> _Collection entries_

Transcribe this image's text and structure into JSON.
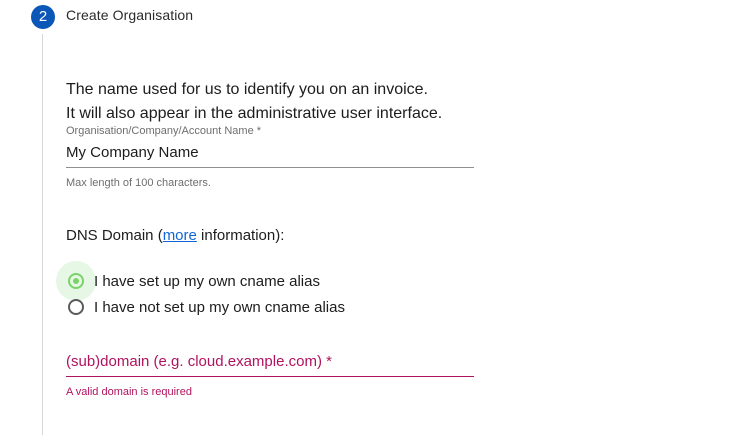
{
  "step": {
    "number": "2",
    "title": "Create Organisation"
  },
  "intro": {
    "line1": "The name used for us to identify you on an invoice.",
    "line2": "It will also appear in the administrative user interface."
  },
  "org_name_field": {
    "label": "Organisation/Company/Account Name *",
    "value": "My Company Name",
    "hint": "Max length of 100 characters."
  },
  "dns": {
    "label_prefix": "DNS Domain (",
    "link_text": "more",
    "label_suffix": " information):",
    "options": [
      {
        "label": "I have set up my own cname alias",
        "checked": true
      },
      {
        "label": "I have not set up my own cname alias",
        "checked": false
      }
    ]
  },
  "domain_field": {
    "placeholder": "(sub)domain (e.g. cloud.example.com) *",
    "error": "A valid domain is required"
  },
  "colors": {
    "step_badge": "#0b57b8",
    "link": "#1266d4",
    "radio_checked": "#7ad36a",
    "error": "#b0135e"
  }
}
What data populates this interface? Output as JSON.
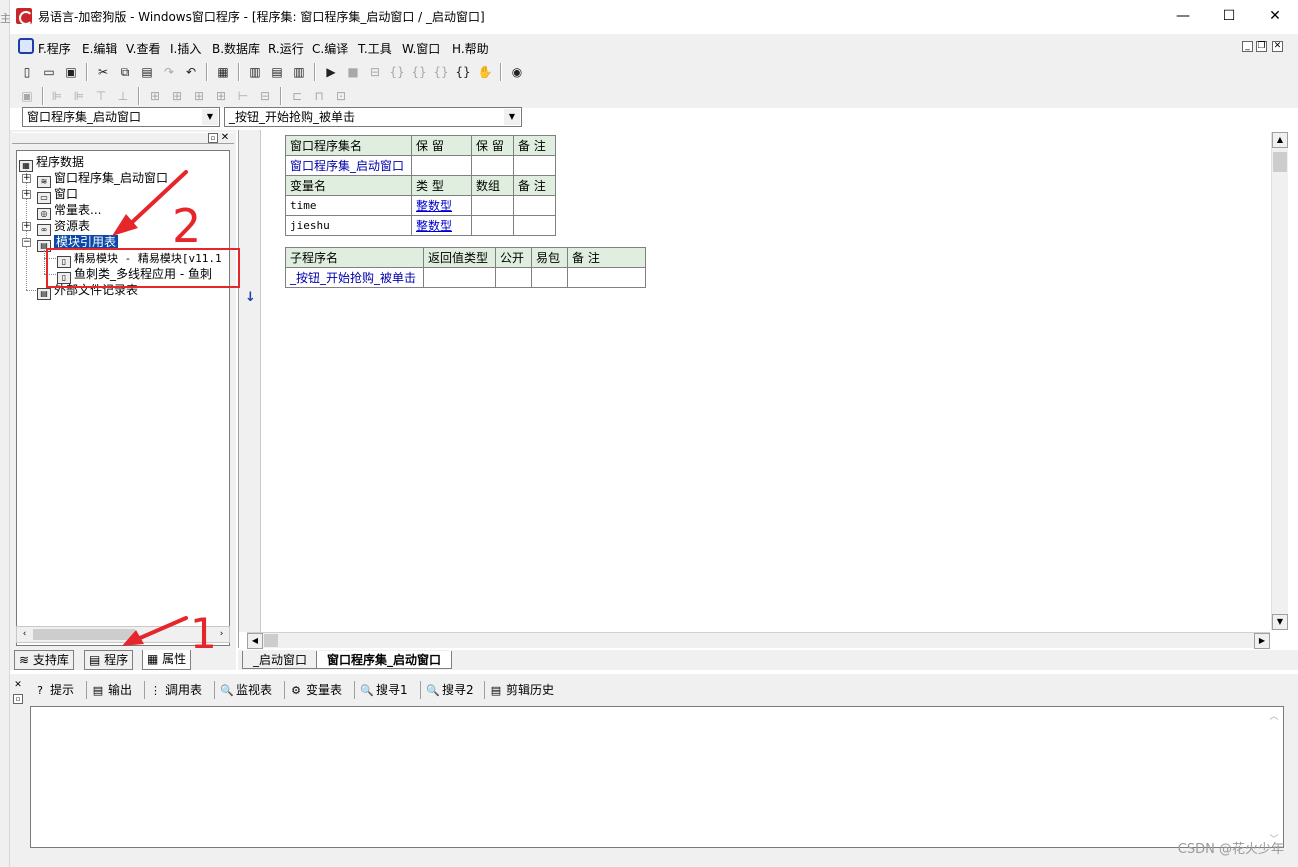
{
  "edge_text": "主",
  "window": {
    "title": "易语言-加密狗版 - Windows窗口程序 - [程序集: 窗口程序集_启动窗口 / _启动窗口]",
    "minimize": "—",
    "maximize": "☐",
    "close": "✕"
  },
  "menu": {
    "items": [
      "F.程序",
      "E.编辑",
      "V.查看",
      "I.插入",
      "B.数据库",
      "R.运行",
      "C.编译",
      "T.工具",
      "W.窗口",
      "H.帮助"
    ],
    "mdi_min": "_",
    "mdi_restore": "❐",
    "mdi_close": "✕"
  },
  "selectors": {
    "class_combo": "窗口程序集_启动窗口",
    "method_combo": "_按钮_开始抢购_被单击"
  },
  "tree": {
    "root": "程序数据",
    "nodes": [
      "窗口程序集_启动窗口",
      "窗口",
      "常量表...",
      "资源表",
      "模块引用表"
    ],
    "modules": [
      "精易模块 - 精易模块[v11.1",
      "鱼刺类_多线程应用 - 鱼刺"
    ],
    "external": "外部文件记录表",
    "expand_plus": "+",
    "expand_minus": "−"
  },
  "left_tabs": [
    "支持库",
    "程序",
    "属性"
  ],
  "left_tab_icons": [
    "lib-icon",
    "program-icon",
    "property-icon"
  ],
  "code": {
    "class_header": [
      "窗口程序集名",
      "保 留",
      "保 留",
      "备 注"
    ],
    "class_row": [
      "窗口程序集_启动窗口",
      "",
      "",
      ""
    ],
    "var_header": [
      "变量名",
      "类 型",
      "数组",
      "备 注"
    ],
    "vars": [
      [
        "time",
        "整数型",
        "",
        ""
      ],
      [
        "jieshu",
        "整数型",
        "",
        ""
      ]
    ],
    "sub_header": [
      "子程序名",
      "返回值类型",
      "公开",
      "易包",
      "备 注"
    ],
    "sub_row": [
      "_按钮_开始抢购_被单击",
      "",
      "",
      "",
      ""
    ]
  },
  "gutter_marker": "↓",
  "editor_tabs": [
    "_启动窗口",
    "窗口程序集_启动窗口"
  ],
  "output_tabs": [
    "提示",
    "输出",
    "调用表",
    "监视表",
    "变量表",
    "搜寻1",
    "搜寻2",
    "剪辑历史"
  ],
  "output_tab_icons": [
    "?",
    "▤",
    "⋮⋮",
    "🔍",
    "⚙",
    "🔍",
    "🔍",
    "▤"
  ],
  "annotation": {
    "digit_1": "1",
    "digit_2": "2",
    "color": "#e5262b"
  },
  "watermark": "CSDN @花火少年"
}
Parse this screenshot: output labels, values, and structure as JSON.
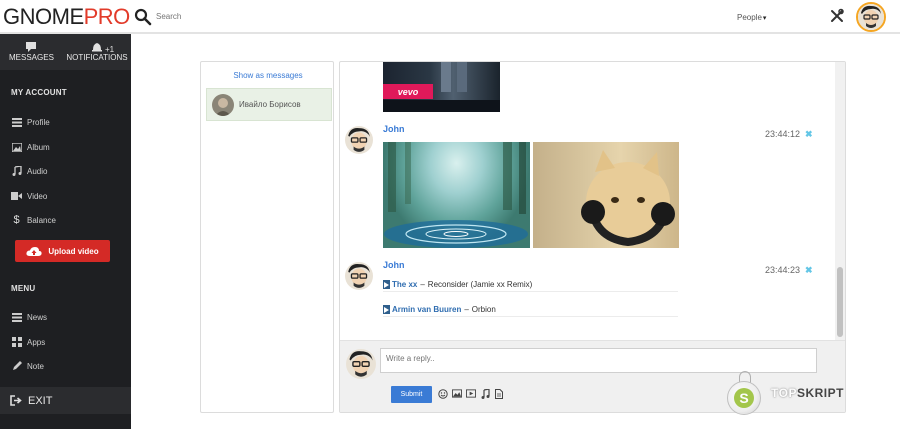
{
  "header": {
    "logo_part1": "GNOME",
    "logo_part2": "PRO",
    "search_placeholder": "Search",
    "people_label": "People",
    "caret": "▾"
  },
  "sidebar": {
    "top": [
      {
        "label": "MESSAGES",
        "icon": "chat-icon"
      },
      {
        "label": "NOTIFICATIONS",
        "icon": "bell-icon",
        "badge": "+1"
      }
    ],
    "my_account_title": "MY ACCOUNT",
    "account_items": [
      {
        "label": "Profile",
        "icon": "list-icon"
      },
      {
        "label": "Album",
        "icon": "image-icon"
      },
      {
        "label": "Audio",
        "icon": "music-icon"
      },
      {
        "label": "Video",
        "icon": "video-icon"
      },
      {
        "label": "Balance",
        "icon": "dollar-icon"
      }
    ],
    "upload_label": "Upload video",
    "menu_title": "MENU",
    "menu_items": [
      {
        "label": "News",
        "icon": "list-icon"
      },
      {
        "label": "Apps",
        "icon": "grid-icon"
      },
      {
        "label": "Note",
        "icon": "pencil-icon"
      }
    ],
    "exit_label": "EXIT"
  },
  "conversations": {
    "show_as_messages": "Show as messages",
    "items": [
      {
        "name": "Ивайло Борисов"
      }
    ]
  },
  "thread": {
    "vevo_label": "vevo",
    "messages": [
      {
        "author": "John",
        "time": "23:44:12",
        "close": "✖"
      },
      {
        "author": "John",
        "time": "23:44:23",
        "close": "✖"
      }
    ],
    "tracks": [
      {
        "artist": "The xx",
        "dash": "–",
        "title": "Reconsider (Jamie xx Remix)"
      },
      {
        "artist": "Armin van Buuren",
        "dash": "–",
        "title": "Orbion"
      }
    ]
  },
  "reply": {
    "placeholder": "Write a reply..",
    "submit_label": "Submit"
  },
  "watermark": {
    "part1": "TOP",
    "part2": "SKRIPT"
  },
  "colors": {
    "accent": "#3a7bd5",
    "logo_red": "#e23b2a",
    "upload_red": "#d42a26",
    "sidebar_bg": "#1e1f22"
  }
}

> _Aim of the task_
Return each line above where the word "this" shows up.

> _Solution to the problem_
Transcribe this image's text and structure into JSON.
What data populates this interface? Output as JSON.
Parse this screenshot: output labels, values, and structure as JSON.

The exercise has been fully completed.